The result is a technical tour-de-force, a climate-controlled attic space that keeps over 3,000 bottles suspended on their sides - so the labels can be seen - on a series of finely tuned metal wires. Concealed uplighting makes the bottles glow, turning the entire cellar into an installation

(Image credit: John Ross)

McAneary and his team have used the expansive floor area to play with scale and materials

McAneary and his team have used the expansive floor area to play with scale and materials

(Image credit: John Ross)

The entrance door - a vast slab of 200-year old Rhodesian Teak – stands nearly 4 metres high

The entrance door - a vast slab of 200-year old Rhodesian Teak – stands nearly 4 metres high

(Image credit: John Ross)

Wood-clad 'boxes' made from a combination of rough-cut oak, burnt, blackened timber and a cast-bronze cladding, conceal the bedroom suites

Wood-clad 'boxes' made from a combination of rough-cut oak, burnt, blackened timber and a cast-bronze cladding, conceal the bedroom suites

(Image credit: John Ross)

The 'boxes' are loosely inspired by the postal depot that once sat below

The 'boxes' are loosely inspired by the postal depot that once sat below

(Image credit: John Ross)

The bathrooms contain sky-lit showers and dramatic hand-cut lava stone walls

The bathrooms contain sky-lit showers and dramatic hand-cut lava stone walls

(Image credit: John Ross)

Technology in the apartment is pushed to the fore, such as the high-end enomatic wine dispenser in the kitchen

Technology in the apartment is pushed to the fore, such as the high-end enomatic wine dispenser in the kitchen

(Image credit: John Ross)

A delicate staircase leads up to the mezzanine level

A delicate staircase leads up to the mezzanine level

(Image credit: John Ross)

The slender mezzanine houses the wine cellar, a study and a discrete seating area, running around the L-shaped space at the highest point of the vaulted ceiling

The slender mezzanine houses the wine cellar, a study and a discrete seating area, running around the L-shaped space at the highest point of the vaulted ceiling

(Image credit: John Ross)

Rosa Bertoli was born in Udine, Italy, and now lives in London.
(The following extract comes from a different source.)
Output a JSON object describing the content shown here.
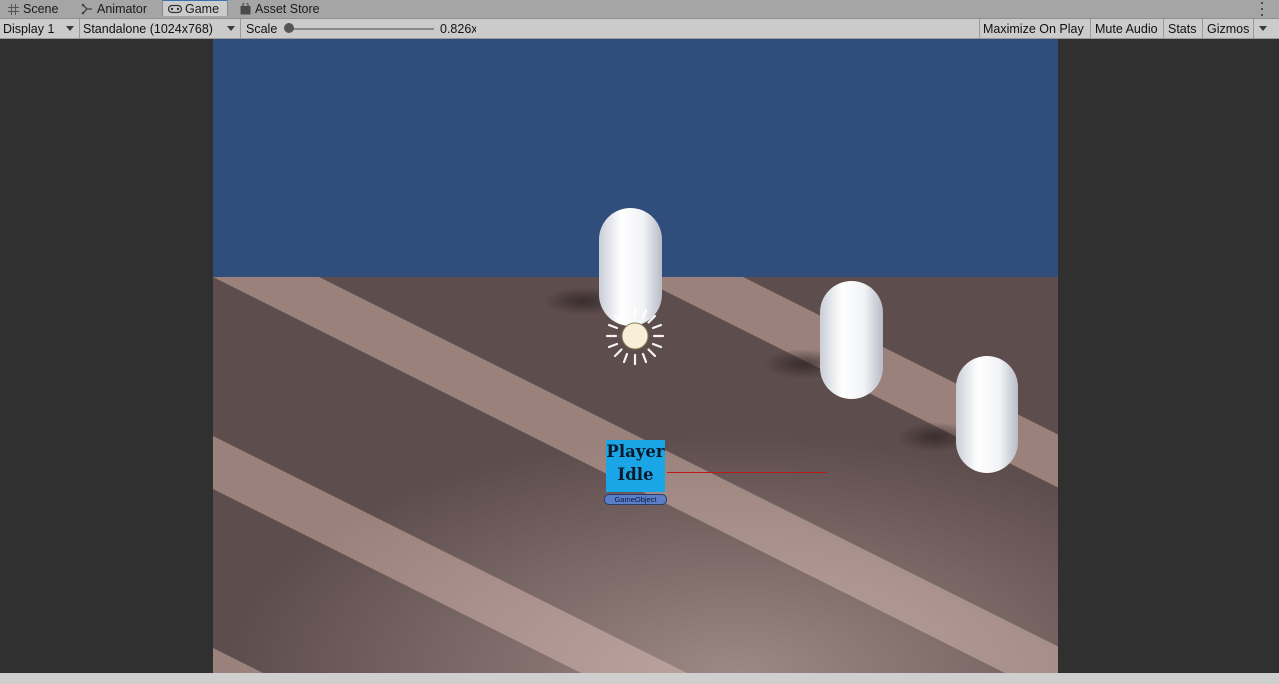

Since 2014, she has been the Design Editor of Wallpaper*, where she oversees design content for the print and online editions, as well as special editorial projects. Through her role at Wallpaper*, she has written extensively about all areas of design. Rosa has been speaker and moderator for various design talks and conferences including London Craft Week, Maison & Objet, The Italian Cultural Institute (London), Clippings, Zaha Hadid Design, Kartell and Frieze Art Fair. Rosa has been on judging panels for the Chart Architecture Award, the Dutch Design Awards and the DesignGuild Marks. She has written for numerous English and Italian language publications, and worked as a content and communication consultant for fashion and design brands.